» WHAT TO PRODUCE: After removing every image, reproduce the data exactly as it appears.

══ THE DATA ══

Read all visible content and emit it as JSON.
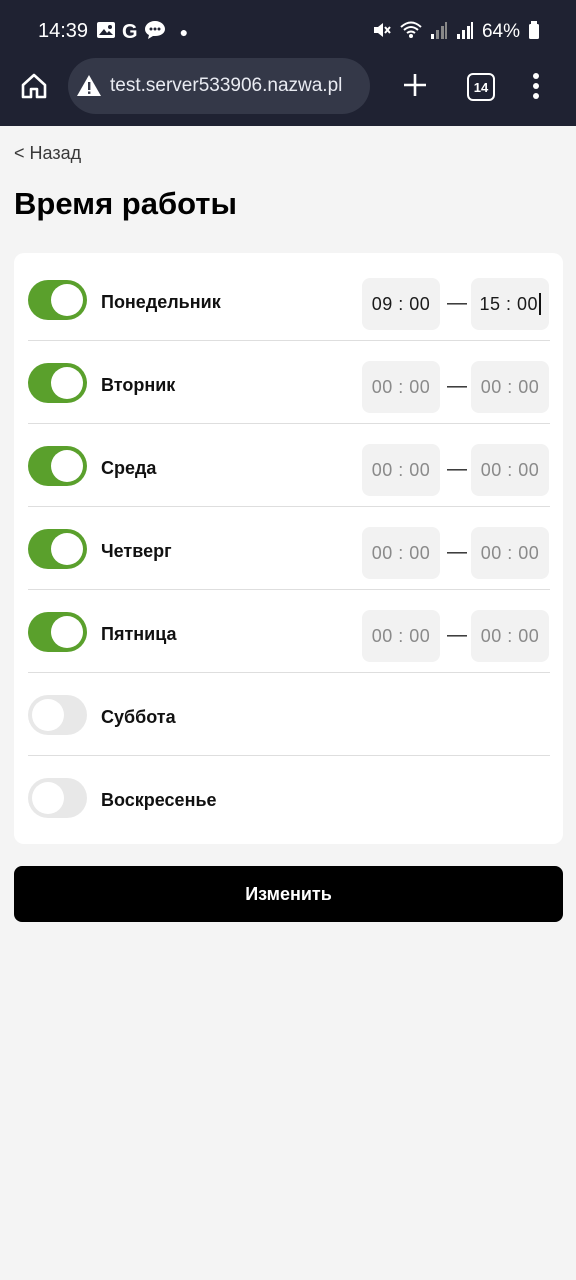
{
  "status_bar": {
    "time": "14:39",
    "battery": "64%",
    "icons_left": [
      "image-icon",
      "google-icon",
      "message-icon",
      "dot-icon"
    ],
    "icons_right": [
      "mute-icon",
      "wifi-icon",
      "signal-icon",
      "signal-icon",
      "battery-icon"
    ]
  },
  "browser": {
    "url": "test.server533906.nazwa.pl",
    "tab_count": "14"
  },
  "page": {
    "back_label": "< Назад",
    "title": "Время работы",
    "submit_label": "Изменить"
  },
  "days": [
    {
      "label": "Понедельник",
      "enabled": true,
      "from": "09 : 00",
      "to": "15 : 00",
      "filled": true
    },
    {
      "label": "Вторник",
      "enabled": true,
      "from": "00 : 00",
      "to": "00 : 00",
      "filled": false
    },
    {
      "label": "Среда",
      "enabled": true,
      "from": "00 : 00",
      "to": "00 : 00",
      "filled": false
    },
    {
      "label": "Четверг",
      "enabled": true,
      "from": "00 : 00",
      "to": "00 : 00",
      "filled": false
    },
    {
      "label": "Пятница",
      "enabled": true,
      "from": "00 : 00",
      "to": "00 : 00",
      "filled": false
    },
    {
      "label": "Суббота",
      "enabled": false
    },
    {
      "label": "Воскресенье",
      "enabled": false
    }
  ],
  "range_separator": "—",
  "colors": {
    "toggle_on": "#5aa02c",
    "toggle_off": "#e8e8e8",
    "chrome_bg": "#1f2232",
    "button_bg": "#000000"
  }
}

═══

» RESULT BELOW:
Read all visible content and emit it as JSON.
{
  "status_bar": {
    "time": "14:39",
    "battery": "64%",
    "icons_left": [
      "image-icon",
      "google-icon",
      "message-icon",
      "dot-icon"
    ],
    "icons_right": [
      "mute-icon",
      "wifi-icon",
      "signal-icon",
      "signal-icon",
      "battery-icon"
    ]
  },
  "browser": {
    "url": "test.server533906.nazwa.pl",
    "tab_count": "14"
  },
  "page": {
    "back_label": "< Назад",
    "title": "Время работы",
    "submit_label": "Изменить"
  },
  "days": [
    {
      "label": "Понедельник",
      "enabled": true,
      "from": "09 : 00",
      "to": "15 : 00",
      "filled": true
    },
    {
      "label": "Вторник",
      "enabled": true,
      "from": "00 : 00",
      "to": "00 : 00",
      "filled": false
    },
    {
      "label": "Среда",
      "enabled": true,
      "from": "00 : 00",
      "to": "00 : 00",
      "filled": false
    },
    {
      "label": "Четверг",
      "enabled": true,
      "from": "00 : 00",
      "to": "00 : 00",
      "filled": false
    },
    {
      "label": "Пятница",
      "enabled": true,
      "from": "00 : 00",
      "to": "00 : 00",
      "filled": false
    },
    {
      "label": "Суббота",
      "enabled": false
    },
    {
      "label": "Воскресенье",
      "enabled": false
    }
  ],
  "range_separator": "—",
  "colors": {
    "toggle_on": "#5aa02c",
    "toggle_off": "#e8e8e8",
    "chrome_bg": "#1f2232",
    "button_bg": "#000000"
  }
}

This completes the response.